▸ **WHAT IS REQUIRED**
Word for word, reproduce every line of the data.

*** Block opens ***

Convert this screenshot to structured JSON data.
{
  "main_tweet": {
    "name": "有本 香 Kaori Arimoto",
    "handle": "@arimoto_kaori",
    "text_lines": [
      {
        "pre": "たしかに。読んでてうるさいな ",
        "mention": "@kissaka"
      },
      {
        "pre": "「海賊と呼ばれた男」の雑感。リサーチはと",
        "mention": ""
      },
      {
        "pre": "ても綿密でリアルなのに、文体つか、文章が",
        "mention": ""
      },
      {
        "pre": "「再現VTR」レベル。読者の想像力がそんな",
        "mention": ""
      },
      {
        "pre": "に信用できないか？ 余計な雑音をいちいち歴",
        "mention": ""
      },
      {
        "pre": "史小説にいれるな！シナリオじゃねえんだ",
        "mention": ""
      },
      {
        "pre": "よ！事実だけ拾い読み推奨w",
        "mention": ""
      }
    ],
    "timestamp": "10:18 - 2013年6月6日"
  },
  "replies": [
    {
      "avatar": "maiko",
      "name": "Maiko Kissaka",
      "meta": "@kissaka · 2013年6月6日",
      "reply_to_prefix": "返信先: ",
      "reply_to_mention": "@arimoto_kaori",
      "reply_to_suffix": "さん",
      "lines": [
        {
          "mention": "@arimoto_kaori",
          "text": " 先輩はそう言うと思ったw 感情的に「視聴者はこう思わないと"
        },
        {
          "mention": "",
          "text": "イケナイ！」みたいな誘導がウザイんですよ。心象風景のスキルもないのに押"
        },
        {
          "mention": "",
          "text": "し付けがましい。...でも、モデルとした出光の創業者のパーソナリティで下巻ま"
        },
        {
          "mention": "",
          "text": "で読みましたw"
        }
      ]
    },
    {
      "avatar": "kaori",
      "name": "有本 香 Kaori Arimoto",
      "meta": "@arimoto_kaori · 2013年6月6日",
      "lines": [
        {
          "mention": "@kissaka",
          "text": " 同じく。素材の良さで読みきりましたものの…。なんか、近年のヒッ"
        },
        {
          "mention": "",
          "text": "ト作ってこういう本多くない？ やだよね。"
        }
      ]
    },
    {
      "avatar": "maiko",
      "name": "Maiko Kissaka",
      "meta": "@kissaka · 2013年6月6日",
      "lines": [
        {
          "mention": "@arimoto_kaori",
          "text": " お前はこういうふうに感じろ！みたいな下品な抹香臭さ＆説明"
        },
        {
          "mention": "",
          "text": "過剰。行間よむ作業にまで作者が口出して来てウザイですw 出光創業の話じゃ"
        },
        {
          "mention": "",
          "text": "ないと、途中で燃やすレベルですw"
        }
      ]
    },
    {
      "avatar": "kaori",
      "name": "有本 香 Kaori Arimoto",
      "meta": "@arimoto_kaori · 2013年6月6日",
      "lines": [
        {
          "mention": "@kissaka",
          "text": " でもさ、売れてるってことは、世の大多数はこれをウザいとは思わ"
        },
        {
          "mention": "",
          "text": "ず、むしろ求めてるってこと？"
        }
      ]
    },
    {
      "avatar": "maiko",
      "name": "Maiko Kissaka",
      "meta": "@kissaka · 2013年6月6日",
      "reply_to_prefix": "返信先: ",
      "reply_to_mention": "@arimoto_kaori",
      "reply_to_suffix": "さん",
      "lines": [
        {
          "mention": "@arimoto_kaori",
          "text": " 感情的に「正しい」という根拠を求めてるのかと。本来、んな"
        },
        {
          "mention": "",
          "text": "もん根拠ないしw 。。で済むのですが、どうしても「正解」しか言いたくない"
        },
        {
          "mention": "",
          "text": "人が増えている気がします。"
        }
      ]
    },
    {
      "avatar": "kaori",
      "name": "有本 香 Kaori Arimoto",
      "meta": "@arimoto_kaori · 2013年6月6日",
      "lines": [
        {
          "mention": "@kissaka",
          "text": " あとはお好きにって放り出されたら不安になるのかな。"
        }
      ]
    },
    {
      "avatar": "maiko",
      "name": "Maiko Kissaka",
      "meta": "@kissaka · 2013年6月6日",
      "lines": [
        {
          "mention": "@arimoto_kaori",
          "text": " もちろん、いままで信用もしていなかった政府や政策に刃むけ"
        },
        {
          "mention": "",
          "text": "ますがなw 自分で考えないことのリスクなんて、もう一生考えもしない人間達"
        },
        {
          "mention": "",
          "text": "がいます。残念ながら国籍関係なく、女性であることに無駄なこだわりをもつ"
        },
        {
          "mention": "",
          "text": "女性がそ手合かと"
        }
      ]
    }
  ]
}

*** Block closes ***

▸ **REPLY**
Convert this screenshot to structured JSON data.
{
  "main_tweet": {
    "name": "有本 香 Kaori Arimoto",
    "handle": "@arimoto_kaori",
    "text_lines": [
      {
        "pre": "たしかに。読んでてうるさいな ",
        "mention": "@kissaka"
      },
      {
        "pre": "「海賊と呼ばれた男」の雑感。リサーチはと",
        "mention": ""
      },
      {
        "pre": "ても綿密でリアルなのに、文体つか、文章が",
        "mention": ""
      },
      {
        "pre": "「再現VTR」レベル。読者の想像力がそんな",
        "mention": ""
      },
      {
        "pre": "に信用できないか？ 余計な雑音をいちいち歴",
        "mention": ""
      },
      {
        "pre": "史小説にいれるな！シナリオじゃねえんだ",
        "mention": ""
      },
      {
        "pre": "よ！事実だけ拾い読み推奨w",
        "mention": ""
      }
    ],
    "timestamp": "10:18 - 2013年6月6日"
  },
  "replies": [
    {
      "avatar": "maiko",
      "name": "Maiko Kissaka",
      "meta": "@kissaka · 2013年6月6日",
      "reply_to_prefix": "返信先: ",
      "reply_to_mention": "@arimoto_kaori",
      "reply_to_suffix": "さん",
      "lines": [
        {
          "mention": "@arimoto_kaori",
          "text": " 先輩はそう言うと思ったw 感情的に「視聴者はこう思わないと"
        },
        {
          "mention": "",
          "text": "イケナイ！」みたいな誘導がウザイんですよ。心象風景のスキルもないのに押"
        },
        {
          "mention": "",
          "text": "し付けがましい。...でも、モデルとした出光の創業者のパーソナリティで下巻ま"
        },
        {
          "mention": "",
          "text": "で読みましたw"
        }
      ]
    },
    {
      "avatar": "kaori",
      "name": "有本 香 Kaori Arimoto",
      "meta": "@arimoto_kaori · 2013年6月6日",
      "lines": [
        {
          "mention": "@kissaka",
          "text": " 同じく。素材の良さで読みきりましたものの…。なんか、近年のヒッ"
        },
        {
          "mention": "",
          "text": "ト作ってこういう本多くない？ やだよね。"
        }
      ]
    },
    {
      "avatar": "maiko",
      "name": "Maiko Kissaka",
      "meta": "@kissaka · 2013年6月6日",
      "lines": [
        {
          "mention": "@arimoto_kaori",
          "text": " お前はこういうふうに感じろ！みたいな下品な抹香臭さ＆説明"
        },
        {
          "mention": "",
          "text": "過剰。行間よむ作業にまで作者が口出して来てウザイですw 出光創業の話じゃ"
        },
        {
          "mention": "",
          "text": "ないと、途中で燃やすレベルですw"
        }
      ]
    },
    {
      "avatar": "kaori",
      "name": "有本 香 Kaori Arimoto",
      "meta": "@arimoto_kaori · 2013年6月6日",
      "lines": [
        {
          "mention": "@kissaka",
          "text": " でもさ、売れてるってことは、世の大多数はこれをウザいとは思わ"
        },
        {
          "mention": "",
          "text": "ず、むしろ求めてるってこと？"
        }
      ]
    },
    {
      "avatar": "maiko",
      "name": "Maiko Kissaka",
      "meta": "@kissaka · 2013年6月6日",
      "reply_to_prefix": "返信先: ",
      "reply_to_mention": "@arimoto_kaori",
      "reply_to_suffix": "さん",
      "lines": [
        {
          "mention": "@arimoto_kaori",
          "text": " 感情的に「正しい」という根拠を求めてるのかと。本来、んな"
        },
        {
          "mention": "",
          "text": "もん根拠ないしw 。。で済むのですが、どうしても「正解」しか言いたくない"
        },
        {
          "mention": "",
          "text": "人が増えている気がします。"
        }
      ]
    },
    {
      "avatar": "kaori",
      "name": "有本 香 Kaori Arimoto",
      "meta": "@arimoto_kaori · 2013年6月6日",
      "lines": [
        {
          "mention": "@kissaka",
          "text": " あとはお好きにって放り出されたら不安になるのかな。"
        }
      ]
    },
    {
      "avatar": "maiko",
      "name": "Maiko Kissaka",
      "meta": "@kissaka · 2013年6月6日",
      "lines": [
        {
          "mention": "@arimoto_kaori",
          "text": " もちろん、いままで信用もしていなかった政府や政策に刃むけ"
        },
        {
          "mention": "",
          "text": "ますがなw 自分で考えないことのリスクなんて、もう一生考えもしない人間達"
        },
        {
          "mention": "",
          "text": "がいます。残念ながら国籍関係なく、女性であることに無駄なこだわりをもつ"
        },
        {
          "mention": "",
          "text": "女性がそ手合かと"
        }
      ]
    }
  ]
}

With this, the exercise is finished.